Entries from a dataset of interfaces:
╭──

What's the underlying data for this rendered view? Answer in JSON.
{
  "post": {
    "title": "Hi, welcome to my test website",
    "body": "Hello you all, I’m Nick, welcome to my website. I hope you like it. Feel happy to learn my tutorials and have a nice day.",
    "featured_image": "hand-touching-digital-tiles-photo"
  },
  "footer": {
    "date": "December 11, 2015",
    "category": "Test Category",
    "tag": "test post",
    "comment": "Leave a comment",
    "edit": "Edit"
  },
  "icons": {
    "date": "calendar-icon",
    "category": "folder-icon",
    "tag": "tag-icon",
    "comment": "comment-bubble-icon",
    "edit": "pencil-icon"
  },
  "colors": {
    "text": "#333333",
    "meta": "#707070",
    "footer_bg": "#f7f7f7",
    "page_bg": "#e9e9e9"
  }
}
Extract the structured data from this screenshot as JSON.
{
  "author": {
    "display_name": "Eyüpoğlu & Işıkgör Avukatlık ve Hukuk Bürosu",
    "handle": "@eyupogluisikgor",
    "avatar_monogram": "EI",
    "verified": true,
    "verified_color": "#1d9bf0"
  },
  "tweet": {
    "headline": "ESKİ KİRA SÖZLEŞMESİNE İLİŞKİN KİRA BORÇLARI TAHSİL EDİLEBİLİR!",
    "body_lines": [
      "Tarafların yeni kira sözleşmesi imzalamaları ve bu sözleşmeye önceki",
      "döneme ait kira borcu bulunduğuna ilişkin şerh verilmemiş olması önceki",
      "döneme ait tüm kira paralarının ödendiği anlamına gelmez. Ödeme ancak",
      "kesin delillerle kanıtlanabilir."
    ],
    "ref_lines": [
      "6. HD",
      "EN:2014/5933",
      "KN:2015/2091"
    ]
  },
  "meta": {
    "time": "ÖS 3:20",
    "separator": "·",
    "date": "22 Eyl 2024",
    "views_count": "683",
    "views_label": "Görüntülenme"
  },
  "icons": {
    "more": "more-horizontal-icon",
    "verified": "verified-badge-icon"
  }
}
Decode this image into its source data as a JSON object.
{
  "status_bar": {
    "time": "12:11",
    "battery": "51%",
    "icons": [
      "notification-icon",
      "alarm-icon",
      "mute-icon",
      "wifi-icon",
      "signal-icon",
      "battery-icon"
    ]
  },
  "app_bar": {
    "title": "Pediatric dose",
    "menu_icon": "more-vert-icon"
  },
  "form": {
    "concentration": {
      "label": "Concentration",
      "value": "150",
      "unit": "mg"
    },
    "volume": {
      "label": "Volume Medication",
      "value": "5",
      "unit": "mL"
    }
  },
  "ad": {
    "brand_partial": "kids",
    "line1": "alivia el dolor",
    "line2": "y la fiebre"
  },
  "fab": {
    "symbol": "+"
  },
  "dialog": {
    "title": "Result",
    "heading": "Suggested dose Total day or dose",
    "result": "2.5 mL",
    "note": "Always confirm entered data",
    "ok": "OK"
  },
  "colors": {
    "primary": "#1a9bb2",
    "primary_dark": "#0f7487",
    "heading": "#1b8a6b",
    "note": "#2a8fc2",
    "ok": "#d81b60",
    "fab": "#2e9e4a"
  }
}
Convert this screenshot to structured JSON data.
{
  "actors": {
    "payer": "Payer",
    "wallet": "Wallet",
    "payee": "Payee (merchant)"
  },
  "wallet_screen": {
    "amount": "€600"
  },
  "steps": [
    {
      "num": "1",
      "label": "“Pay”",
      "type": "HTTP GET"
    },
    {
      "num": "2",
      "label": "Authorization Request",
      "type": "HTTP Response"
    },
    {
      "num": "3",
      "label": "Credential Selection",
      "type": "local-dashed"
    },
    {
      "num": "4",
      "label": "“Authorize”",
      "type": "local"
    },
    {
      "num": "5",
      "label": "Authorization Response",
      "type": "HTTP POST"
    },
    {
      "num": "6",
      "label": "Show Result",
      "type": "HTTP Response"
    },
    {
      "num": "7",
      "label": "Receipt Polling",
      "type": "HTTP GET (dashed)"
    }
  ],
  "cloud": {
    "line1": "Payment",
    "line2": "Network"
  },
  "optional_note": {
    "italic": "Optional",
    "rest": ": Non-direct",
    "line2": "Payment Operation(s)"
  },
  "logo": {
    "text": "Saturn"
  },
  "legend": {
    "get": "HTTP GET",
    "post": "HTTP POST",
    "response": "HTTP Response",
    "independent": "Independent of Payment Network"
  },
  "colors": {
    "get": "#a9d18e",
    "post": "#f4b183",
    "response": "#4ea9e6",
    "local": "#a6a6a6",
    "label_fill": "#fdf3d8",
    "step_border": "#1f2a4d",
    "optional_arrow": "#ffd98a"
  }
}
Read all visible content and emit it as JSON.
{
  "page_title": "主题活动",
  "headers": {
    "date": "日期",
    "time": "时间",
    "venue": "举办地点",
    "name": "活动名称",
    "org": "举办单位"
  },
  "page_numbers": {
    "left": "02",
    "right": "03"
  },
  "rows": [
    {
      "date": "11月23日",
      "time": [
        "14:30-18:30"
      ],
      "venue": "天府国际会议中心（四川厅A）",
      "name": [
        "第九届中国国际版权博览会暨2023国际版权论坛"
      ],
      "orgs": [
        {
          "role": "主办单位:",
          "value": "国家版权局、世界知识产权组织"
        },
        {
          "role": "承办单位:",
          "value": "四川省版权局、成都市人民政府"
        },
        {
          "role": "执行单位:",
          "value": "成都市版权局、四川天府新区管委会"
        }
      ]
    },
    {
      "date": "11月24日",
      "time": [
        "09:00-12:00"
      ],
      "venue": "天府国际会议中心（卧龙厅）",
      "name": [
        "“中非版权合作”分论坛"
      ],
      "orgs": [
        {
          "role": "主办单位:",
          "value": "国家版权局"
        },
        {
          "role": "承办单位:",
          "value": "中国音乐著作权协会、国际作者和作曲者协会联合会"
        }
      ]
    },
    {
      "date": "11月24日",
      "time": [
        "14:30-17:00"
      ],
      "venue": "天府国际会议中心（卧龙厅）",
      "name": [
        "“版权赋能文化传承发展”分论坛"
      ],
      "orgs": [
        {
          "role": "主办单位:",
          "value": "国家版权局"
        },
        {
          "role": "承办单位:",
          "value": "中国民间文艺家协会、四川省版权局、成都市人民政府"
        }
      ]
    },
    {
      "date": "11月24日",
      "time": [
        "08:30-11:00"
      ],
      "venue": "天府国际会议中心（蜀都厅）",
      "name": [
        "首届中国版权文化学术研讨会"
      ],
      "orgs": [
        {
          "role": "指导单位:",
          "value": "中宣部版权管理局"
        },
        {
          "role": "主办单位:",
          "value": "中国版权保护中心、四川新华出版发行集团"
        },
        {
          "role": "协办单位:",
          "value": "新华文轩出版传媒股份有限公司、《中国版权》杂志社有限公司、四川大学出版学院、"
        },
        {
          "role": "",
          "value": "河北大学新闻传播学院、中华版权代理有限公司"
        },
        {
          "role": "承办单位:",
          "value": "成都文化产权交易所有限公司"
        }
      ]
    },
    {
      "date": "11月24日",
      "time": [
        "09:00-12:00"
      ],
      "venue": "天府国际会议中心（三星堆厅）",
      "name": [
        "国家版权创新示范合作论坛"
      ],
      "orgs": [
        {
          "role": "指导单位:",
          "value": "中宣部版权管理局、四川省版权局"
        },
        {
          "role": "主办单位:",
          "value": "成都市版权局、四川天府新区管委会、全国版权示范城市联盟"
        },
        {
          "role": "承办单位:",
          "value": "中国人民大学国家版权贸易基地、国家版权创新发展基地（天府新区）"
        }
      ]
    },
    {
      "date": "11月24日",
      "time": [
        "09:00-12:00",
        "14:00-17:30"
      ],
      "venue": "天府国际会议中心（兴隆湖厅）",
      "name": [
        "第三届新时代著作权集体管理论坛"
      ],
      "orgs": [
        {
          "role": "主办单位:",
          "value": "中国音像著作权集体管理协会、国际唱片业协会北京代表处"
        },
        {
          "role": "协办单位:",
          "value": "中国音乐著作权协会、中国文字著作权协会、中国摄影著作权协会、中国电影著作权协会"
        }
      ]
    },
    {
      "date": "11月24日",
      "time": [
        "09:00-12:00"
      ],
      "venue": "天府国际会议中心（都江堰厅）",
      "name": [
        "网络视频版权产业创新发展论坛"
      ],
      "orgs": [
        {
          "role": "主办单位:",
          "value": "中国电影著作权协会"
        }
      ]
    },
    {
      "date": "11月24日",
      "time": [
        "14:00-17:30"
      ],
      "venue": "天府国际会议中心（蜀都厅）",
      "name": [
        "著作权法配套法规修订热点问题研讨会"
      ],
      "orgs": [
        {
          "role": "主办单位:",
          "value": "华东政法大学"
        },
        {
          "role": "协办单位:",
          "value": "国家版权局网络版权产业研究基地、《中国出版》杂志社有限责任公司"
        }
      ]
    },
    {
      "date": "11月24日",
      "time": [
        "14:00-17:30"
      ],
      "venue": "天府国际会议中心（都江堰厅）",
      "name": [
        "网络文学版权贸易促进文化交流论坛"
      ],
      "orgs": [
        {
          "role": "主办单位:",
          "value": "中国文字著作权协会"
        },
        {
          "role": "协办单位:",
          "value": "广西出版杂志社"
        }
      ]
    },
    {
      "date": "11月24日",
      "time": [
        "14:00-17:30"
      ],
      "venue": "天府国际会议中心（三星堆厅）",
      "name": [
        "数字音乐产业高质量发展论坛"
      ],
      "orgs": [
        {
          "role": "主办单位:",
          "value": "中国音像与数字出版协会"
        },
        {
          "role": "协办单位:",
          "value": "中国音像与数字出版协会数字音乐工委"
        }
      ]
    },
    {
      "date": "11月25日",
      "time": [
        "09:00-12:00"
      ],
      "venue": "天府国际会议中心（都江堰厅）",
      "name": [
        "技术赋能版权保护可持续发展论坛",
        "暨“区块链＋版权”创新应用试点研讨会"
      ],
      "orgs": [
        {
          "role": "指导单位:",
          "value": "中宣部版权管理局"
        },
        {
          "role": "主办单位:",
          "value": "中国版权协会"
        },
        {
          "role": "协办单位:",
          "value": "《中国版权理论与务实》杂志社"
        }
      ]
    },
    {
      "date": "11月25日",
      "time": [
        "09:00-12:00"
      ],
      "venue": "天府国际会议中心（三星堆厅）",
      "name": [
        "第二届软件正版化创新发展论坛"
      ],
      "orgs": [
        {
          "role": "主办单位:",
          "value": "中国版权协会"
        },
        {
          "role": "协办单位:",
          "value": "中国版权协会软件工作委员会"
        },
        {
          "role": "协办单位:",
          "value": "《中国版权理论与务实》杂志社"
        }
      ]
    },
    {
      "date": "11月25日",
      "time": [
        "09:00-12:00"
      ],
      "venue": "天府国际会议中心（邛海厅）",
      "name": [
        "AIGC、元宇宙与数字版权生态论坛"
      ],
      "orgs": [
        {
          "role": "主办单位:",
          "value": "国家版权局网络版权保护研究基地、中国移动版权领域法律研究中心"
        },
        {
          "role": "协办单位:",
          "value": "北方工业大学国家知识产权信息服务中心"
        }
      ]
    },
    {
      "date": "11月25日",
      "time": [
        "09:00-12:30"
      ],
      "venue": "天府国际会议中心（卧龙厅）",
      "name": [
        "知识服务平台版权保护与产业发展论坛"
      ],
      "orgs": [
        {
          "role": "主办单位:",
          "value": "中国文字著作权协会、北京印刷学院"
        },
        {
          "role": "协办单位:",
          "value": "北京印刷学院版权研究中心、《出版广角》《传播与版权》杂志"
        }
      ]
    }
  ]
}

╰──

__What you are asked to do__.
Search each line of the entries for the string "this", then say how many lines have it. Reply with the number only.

__Task result__.
4